EXERCISE GOAL:
From the records, pick out and copy each line containing "Pullover".

==================================================

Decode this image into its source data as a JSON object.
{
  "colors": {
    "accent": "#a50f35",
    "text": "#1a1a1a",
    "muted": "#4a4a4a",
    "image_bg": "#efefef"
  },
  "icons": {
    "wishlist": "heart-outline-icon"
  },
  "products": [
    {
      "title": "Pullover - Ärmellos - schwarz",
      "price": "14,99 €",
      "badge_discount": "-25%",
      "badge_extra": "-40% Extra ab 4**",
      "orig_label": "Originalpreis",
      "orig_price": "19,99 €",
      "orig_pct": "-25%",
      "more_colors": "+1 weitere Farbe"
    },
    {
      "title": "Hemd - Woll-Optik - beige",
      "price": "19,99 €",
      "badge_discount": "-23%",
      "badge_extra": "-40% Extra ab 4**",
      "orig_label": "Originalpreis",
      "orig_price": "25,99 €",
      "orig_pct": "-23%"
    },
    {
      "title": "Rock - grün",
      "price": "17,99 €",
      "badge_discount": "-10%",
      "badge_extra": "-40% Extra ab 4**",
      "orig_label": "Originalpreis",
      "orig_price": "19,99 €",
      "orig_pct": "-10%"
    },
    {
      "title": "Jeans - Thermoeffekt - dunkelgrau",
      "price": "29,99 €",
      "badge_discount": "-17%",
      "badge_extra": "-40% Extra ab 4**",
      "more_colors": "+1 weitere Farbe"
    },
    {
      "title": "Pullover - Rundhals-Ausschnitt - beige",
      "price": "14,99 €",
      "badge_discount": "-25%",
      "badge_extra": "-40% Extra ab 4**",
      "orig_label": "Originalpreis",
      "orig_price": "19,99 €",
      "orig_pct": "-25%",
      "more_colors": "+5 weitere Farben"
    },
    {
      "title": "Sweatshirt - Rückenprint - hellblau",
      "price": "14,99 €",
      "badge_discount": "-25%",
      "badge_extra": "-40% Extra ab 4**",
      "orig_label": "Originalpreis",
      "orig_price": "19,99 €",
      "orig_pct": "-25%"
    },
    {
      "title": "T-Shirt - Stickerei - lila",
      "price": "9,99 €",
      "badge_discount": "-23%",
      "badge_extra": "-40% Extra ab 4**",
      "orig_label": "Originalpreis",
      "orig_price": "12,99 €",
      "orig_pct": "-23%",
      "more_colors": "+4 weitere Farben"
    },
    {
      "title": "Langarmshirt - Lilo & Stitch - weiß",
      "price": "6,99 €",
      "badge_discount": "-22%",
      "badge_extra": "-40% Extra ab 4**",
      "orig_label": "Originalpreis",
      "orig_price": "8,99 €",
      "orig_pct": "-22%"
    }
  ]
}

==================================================

ANSWER SPACE:
      "title": "Pullover - Ärmellos - schwarz",
      "title": "Pullover - Rundhals-Ausschnitt - beige",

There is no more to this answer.